UN agencies in Chad face mounting challenges as Sudanese continue to flee Darfur

Sudanese refugees seek shelter from a sandstorm in the border town of Amdafok in the Central African Republic (Xavier Bourgois / UNHCR)


Chad is grappling with an overwhelming surge of Sudanese refugees after violence escalated in Darfur in the past two months. UNICEF anticipates thousands more seeking safety in Chad, despite the desperate conditions along the border. Reports of inaccessibility of aid and distribution challenges further compound the crisis.

In a press statement on Monday, the United Nations Children’s Fund (UNICEF) reports a staggering influx of refugees into eastern Chad, one of the poorest regions of the country. As of June 23, about 140,000 Sudanese refugees and 34,000 Chadian returnees have crossed the border. More than 90 per cent of the refugees are women and children.

New arrivals in Chad share harrowing accounts of fleeing from burning villages and witnessing attacks on others. Many refugees have been injured or tragically lost loved ones during their escape. Numerous children were separated from their families.

“The atrocities witnessed by children and families in Sudan are fast becoming a serious crisis in Chad. Resources to help children and families are running out,” said Jacques Boyer, UNICEF Representative in Chad.

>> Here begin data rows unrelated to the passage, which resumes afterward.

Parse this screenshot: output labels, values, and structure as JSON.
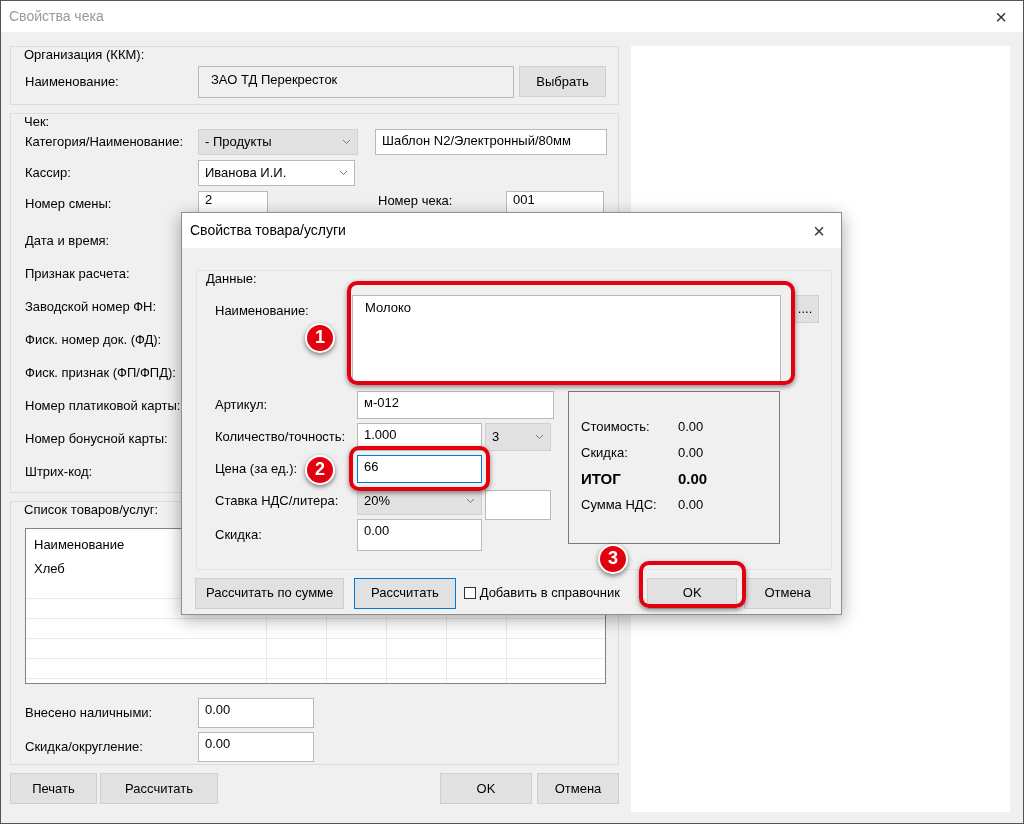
{
  "window": {
    "title": "Свойства чека",
    "close": "×"
  },
  "organization": {
    "legend": "Организация (ККМ):",
    "label": "Наименование:",
    "value": "ЗАО ТД Перекресток",
    "button": "Выбрать"
  },
  "receipt": {
    "legend": "Чек:",
    "rows": [
      {
        "label": "Категория/Наименование:",
        "controls": [
          {
            "kind": "select",
            "value": "- Продукты",
            "disabled": true
          },
          {
            "kind": "text",
            "value": "Шаблон N2/Электронный/80мм"
          }
        ]
      },
      {
        "label": "Кассир:",
        "controls": [
          {
            "kind": "select",
            "value": "Иванова И.И.",
            "disabled": false
          }
        ]
      },
      {
        "label": "Номер смены:",
        "controls": [
          {
            "kind": "text",
            "value": "2"
          },
          {
            "kind": "label",
            "value": "Номер чека:"
          },
          {
            "kind": "text",
            "value": "001"
          }
        ]
      },
      {
        "label": "Дата и время:",
        "controls": []
      },
      {
        "label": "Признак расчета:",
        "controls": []
      },
      {
        "label": "Заводской номер ФН:",
        "controls": []
      },
      {
        "label": "Фиск. номер док. (ФД):",
        "controls": []
      },
      {
        "label": "Фиск. признак (ФП/ФПД):",
        "controls": []
      },
      {
        "label": "Номер платиковой карты:",
        "controls": []
      },
      {
        "label": "Номер бонусной карты:",
        "controls": []
      },
      {
        "label": "Штрих-код:",
        "controls": []
      }
    ]
  },
  "items": {
    "legend": "Список товаров/услуг:",
    "columns": [
      "Наименование"
    ],
    "rows": [
      [
        "Хлеб"
      ]
    ],
    "totals": [
      {
        "label": "Внесено наличными:",
        "value": "0.00"
      },
      {
        "label": "Скидка/округление:",
        "value": "0.00"
      }
    ]
  },
  "buttons_left": [
    "Печать",
    "Рассчитать"
  ],
  "buttons_right": [
    "OK",
    "Отмена"
  ],
  "dialog": {
    "title": "Свойства товара/услуги",
    "close": "×",
    "legend": "Данные:",
    "name_label": "Наименование:",
    "name_value": "Молоко",
    "browse_button": "....",
    "fields": [
      {
        "label": "Артикул:",
        "controls": [
          {
            "kind": "text",
            "value": "м-012",
            "focused": false
          }
        ]
      },
      {
        "label": "Количество/точность:",
        "controls": [
          {
            "kind": "text",
            "value": "1.000",
            "focused": false
          },
          {
            "kind": "select",
            "value": "3",
            "disabled": true
          }
        ]
      },
      {
        "label": "Цена (за ед.):",
        "controls": [
          {
            "kind": "text",
            "value": "66",
            "focused": true
          }
        ]
      },
      {
        "label": "Ставка НДС/литера:",
        "controls": [
          {
            "kind": "select",
            "value": "20%",
            "disabled": true
          },
          {
            "kind": "text",
            "focused": false
          }
        ]
      },
      {
        "label": "Скидка:",
        "controls": [
          {
            "kind": "text",
            "value": "0.00",
            "focused": false
          }
        ]
      }
    ],
    "summary": [
      {
        "label": "Стоимость:",
        "value": "0.00",
        "bold": false
      },
      {
        "label": "Скидка:",
        "value": "0.00",
        "bold": false
      },
      {
        "label": "ИТОГ",
        "value": "0.00",
        "bold": true
      },
      {
        "label": "Сумма НДС:",
        "value": "0.00",
        "bold": false
      }
    ],
    "buttons": [
      {
        "label": "Рассчитать по сумме",
        "default": false
      },
      {
        "label": "Рассчитать",
        "default": true
      }
    ],
    "checkbox": {
      "label": "Добавить в справочник",
      "checked": false
    },
    "ok": "OK",
    "cancel": "Отмена"
  },
  "annotations": [
    {
      "number": "1"
    },
    {
      "number": "2"
    },
    {
      "number": "3"
    }
  ]
}
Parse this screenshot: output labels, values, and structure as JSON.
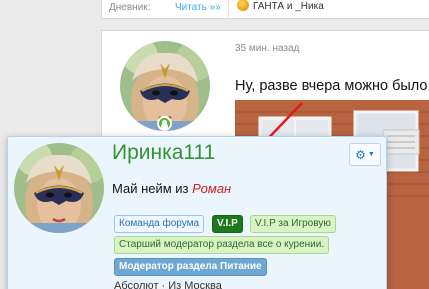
{
  "top_post": {
    "diary_label": "Дневник:",
    "read_link": "Читать »»",
    "snippet": "ГАНТА и _Ника"
  },
  "post": {
    "time": "35 мин. назад",
    "text": "Ну, разве вчера можно было"
  },
  "card": {
    "username": "Иринка111",
    "status_prefix": "Май нейм из",
    "status_highlight": "Роман",
    "badges": {
      "team": "Команда форума",
      "vip": "V.I.P",
      "vip_game": "V.I.P за Игровую",
      "senior_mod": "Старший модератор раздела все о курении.",
      "food_mod": "Модератор раздела Питание"
    },
    "meta": "Абсолют · Из Москва"
  },
  "colors": {
    "username_green": "#349433",
    "link_blue": "#47a7eb",
    "arrow_red": "#e5191c",
    "card_bg": "#eaf5fd"
  },
  "icons": {
    "gear": "gear-icon",
    "caret": "chevron-down-icon",
    "online": "online-status-icon",
    "mood": "mood-emoji-icon"
  }
}
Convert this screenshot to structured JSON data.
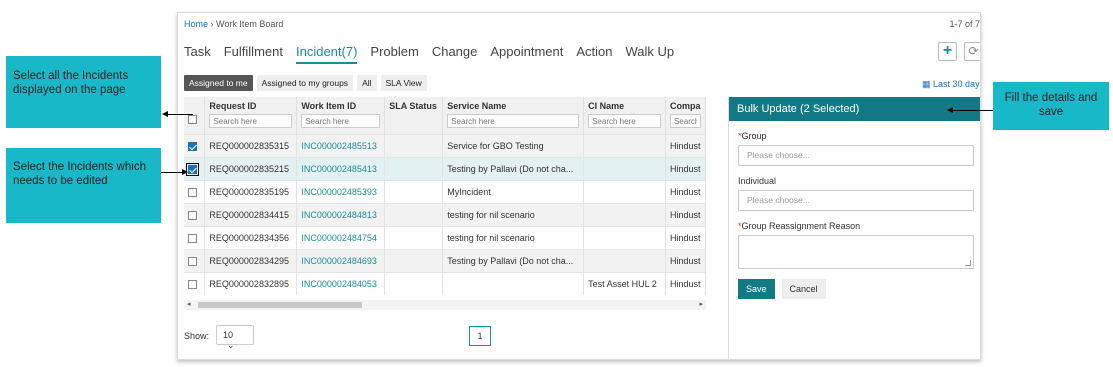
{
  "breadcrumb": {
    "home": "Home",
    "separator": "›",
    "current": "Work Item Board"
  },
  "record_count": "1-7 of 7",
  "tabs": [
    {
      "label": "Task",
      "active": false
    },
    {
      "label": "Fulfillment",
      "active": false
    },
    {
      "label": "Incident(7)",
      "active": true
    },
    {
      "label": "Problem",
      "active": false
    },
    {
      "label": "Change",
      "active": false
    },
    {
      "label": "Appointment",
      "active": false
    },
    {
      "label": "Action",
      "active": false
    },
    {
      "label": "Walk Up",
      "active": false
    }
  ],
  "toolbar": {
    "add_icon": "plus-icon",
    "refresh_icon": "refresh-icon"
  },
  "filters": [
    {
      "label": "Assigned to me",
      "active": true
    },
    {
      "label": "Assigned to my groups",
      "active": false
    },
    {
      "label": "All",
      "active": false
    },
    {
      "label": "SLA View",
      "active": false
    }
  ],
  "date_range": {
    "icon": "calendar-icon",
    "label": "Last 30 days"
  },
  "table": {
    "columns": [
      {
        "label": "Request ID",
        "placeholder": "Search here"
      },
      {
        "label": "Work Item ID",
        "placeholder": "Search here"
      },
      {
        "label": "SLA Status",
        "placeholder": ""
      },
      {
        "label": "Service Name",
        "placeholder": "Search here"
      },
      {
        "label": "CI Name",
        "placeholder": "Search here"
      },
      {
        "label": "Compa",
        "placeholder": "Search"
      }
    ],
    "rows": [
      {
        "checked": true,
        "request_id": "REQ000002835315",
        "work_item_id": "INC000002485513",
        "sla": "",
        "service": "Service for GBO Testing",
        "ci": "",
        "company": "Hindust"
      },
      {
        "checked": true,
        "request_id": "REQ000002835215",
        "work_item_id": "INC000002485413",
        "sla": "",
        "service": "Testing by Pallavi (Do not cha...",
        "ci": "",
        "company": "Hindust"
      },
      {
        "checked": false,
        "request_id": "REQ000002835195",
        "work_item_id": "INC000002485393",
        "sla": "",
        "service": "MyIncident",
        "ci": "",
        "company": "Hindust"
      },
      {
        "checked": false,
        "request_id": "REQ000002834415",
        "work_item_id": "INC000002484813",
        "sla": "",
        "service": "testing for nil scenario",
        "ci": "",
        "company": "Hindust"
      },
      {
        "checked": false,
        "request_id": "REQ000002834356",
        "work_item_id": "INC000002484754",
        "sla": "",
        "service": "testing for nil scenario",
        "ci": "",
        "company": "Hindust"
      },
      {
        "checked": false,
        "request_id": "REQ000002834295",
        "work_item_id": "INC000002484693",
        "sla": "",
        "service": "Testing by Pallavi (Do not cha...",
        "ci": "",
        "company": "Hindust"
      },
      {
        "checked": false,
        "request_id": "REQ000002832895",
        "work_item_id": "INC000002484053",
        "sla": "",
        "service": "",
        "ci": "Test Asset HUL 2",
        "company": "Hindust"
      }
    ]
  },
  "pagination": {
    "show_label": "Show:",
    "page_size": "10",
    "current_page": "1"
  },
  "bulk_update": {
    "title": "Bulk Update (2 Selected)",
    "group_label": "Group",
    "group_placeholder": "Please choose...",
    "individual_label": "Individual",
    "individual_placeholder": "Please choose...",
    "reason_label": "Group Reassignment Reason",
    "required_marker": "*",
    "save_label": "Save",
    "cancel_label": "Cancel"
  },
  "callouts": {
    "select_all": "Select all the Incidents displayed on the page",
    "select_incidents": "Select the Incidents which needs to be edited",
    "fill_details": "Fill the details and save"
  },
  "colors": {
    "accent": "#137a85",
    "link": "#1a8d9a",
    "callout": "#18b8c9"
  }
}
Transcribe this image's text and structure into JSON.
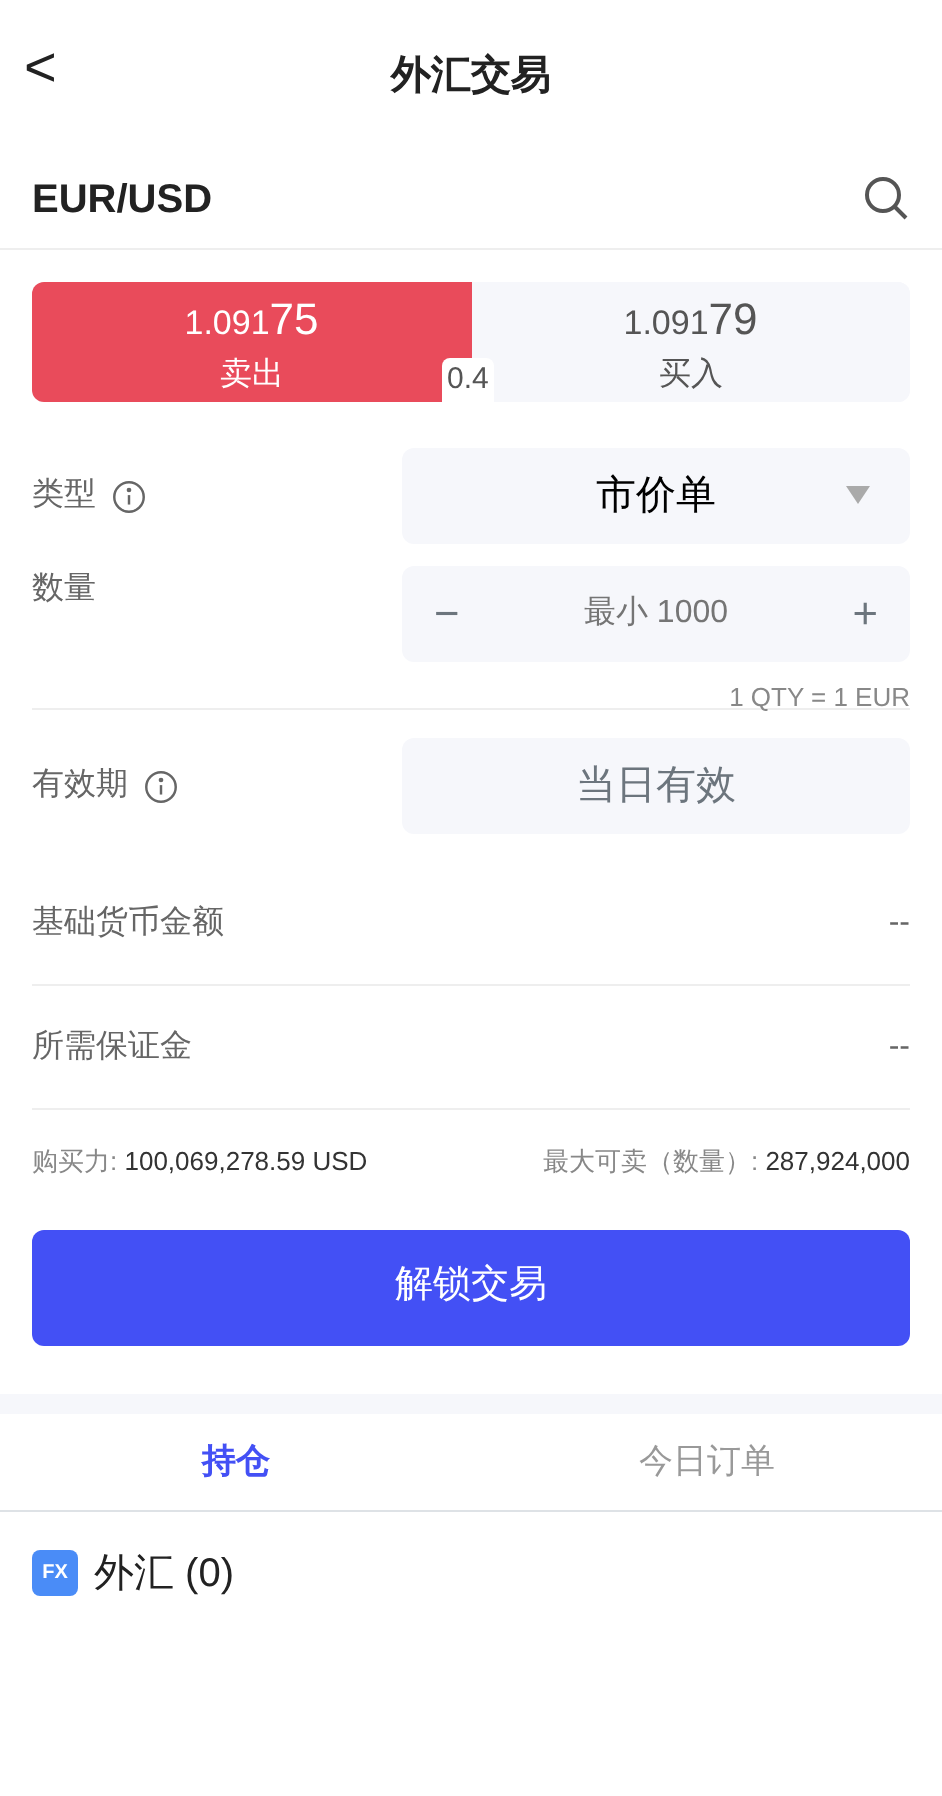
{
  "header": {
    "back": "<",
    "title": "外汇交易"
  },
  "symbol": "EUR/USD",
  "quote": {
    "sides": [
      {
        "kind": "sell",
        "price_main": "1.091",
        "price_pips": "75",
        "label": "卖出",
        "selected": true
      },
      {
        "kind": "buy",
        "price_main": "1.091",
        "price_pips": "79",
        "label": "买入",
        "selected": false
      }
    ],
    "spread": "0.4"
  },
  "form": [
    {
      "kind": "select",
      "label": "类型",
      "info": true,
      "value": "市价单"
    },
    {
      "kind": "stepper",
      "label": "数量",
      "info": false,
      "placeholder": "最小 1000",
      "minus": "−",
      "plus": "+",
      "note": "1 QTY = 1 EUR"
    },
    {
      "kind": "static",
      "label": "有效期",
      "info": true,
      "value": "当日有效"
    },
    {
      "kind": "text",
      "label": "基础货币金额",
      "value": "--"
    },
    {
      "kind": "text",
      "label": "所需保证金",
      "value": "--"
    }
  ],
  "summary": [
    {
      "label": "购买力:",
      "value": "100,069,278.59 USD"
    },
    {
      "label": "最大可卖（数量）:",
      "value": "287,924,000"
    }
  ],
  "unlock_button": "解锁交易",
  "tabs": [
    {
      "label": "持仓",
      "selected": true
    },
    {
      "label": "今日订单",
      "selected": false
    }
  ],
  "positions": [
    {
      "badge": "FX",
      "label": "外汇 (0)"
    }
  ]
}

Boyer stressed the need for immediate assistance to mitigate the impact of this crisis that “is unfolding before our eyes”. Currently, a mere 10 per cent of the required $25 million for crisis response efforts in Chad has been raised.

Aid access ‘nearly impossible’

In a briefing note published yesterday, the UN refugee agency (UNHCR) expresses growing concern about the escalating humanitarian needs in Sudan and neighbouring countries.

The number of displaced people within the country continues to rise, but the delivery of assistance remains severely hampered. Insecurity, limited access to affected areas, and insufficient funding pose significant challenges.

Access restrictions hinder UNHCR teams from reaching affected areas, impeding the provision of vital resources and services to vulnerable civilians. The situation in West Darfur has reached critical levels, making the delivery of life-saving aid nearly impossible.

The sheer volume of people crossing into neighbouring countries overwhelms reception and border facilities. Overcrowding and the depletion of limited resources become pressing concerns.

To date, 26,000 refugees out of the 120,000 in Chad have been relocated from the border region to camps.

“Those fleeing Sudan endure exhaustion after spending days or even weeks on the road”, UNHCR states. They are traumatised by the violence they have witnessed and urgently need food, medical care, and relief supplies.

The arrival of aid is further complicated by the onset of rains.

This is also the case in South Sudan, where many South Sudanese returnees as well as Sudanese refugees sought refuge. Limited infrastructure and security concerns pose additional challenges. Much-needed assistance often requires significant air transportation.

Yesterday, Radio Dabanga reported about aid items that arrived in White Nile state two months ago but “have yet to be distributed”.